Problem statement: Copy out every line holding the string "value" from the records below.

[[ Records for this task, beginning ]]

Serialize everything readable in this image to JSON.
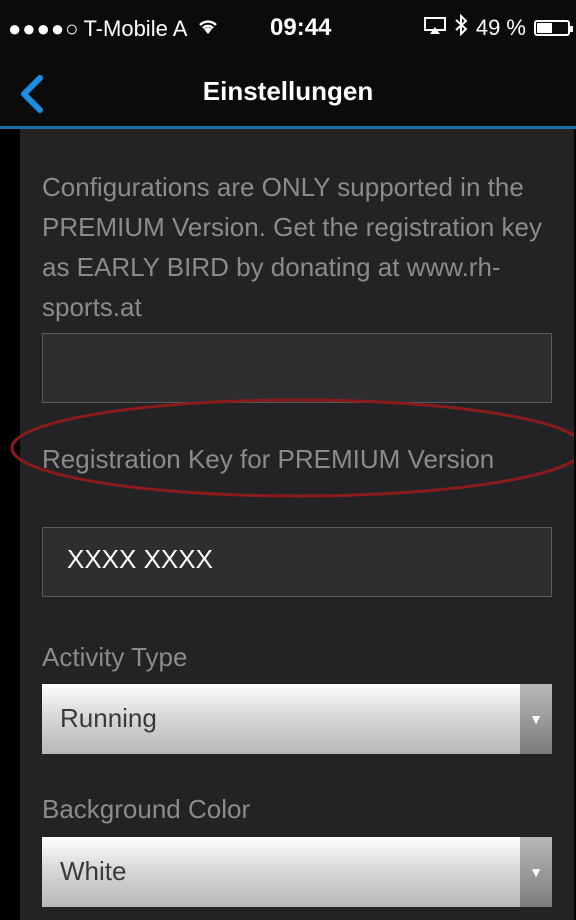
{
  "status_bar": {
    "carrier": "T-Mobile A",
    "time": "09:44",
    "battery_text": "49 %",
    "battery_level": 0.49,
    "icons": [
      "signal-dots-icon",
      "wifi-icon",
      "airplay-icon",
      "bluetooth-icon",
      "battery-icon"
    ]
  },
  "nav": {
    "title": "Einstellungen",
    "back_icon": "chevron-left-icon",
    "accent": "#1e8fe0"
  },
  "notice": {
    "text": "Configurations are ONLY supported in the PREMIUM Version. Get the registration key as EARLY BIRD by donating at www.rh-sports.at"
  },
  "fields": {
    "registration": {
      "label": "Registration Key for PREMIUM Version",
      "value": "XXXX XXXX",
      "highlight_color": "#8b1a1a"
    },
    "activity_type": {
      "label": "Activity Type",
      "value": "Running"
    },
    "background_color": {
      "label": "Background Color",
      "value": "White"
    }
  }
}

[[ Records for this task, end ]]

Response to the exercise:
      "value": "XXXX XXXX",
      "value": "Running"
      "value": "White"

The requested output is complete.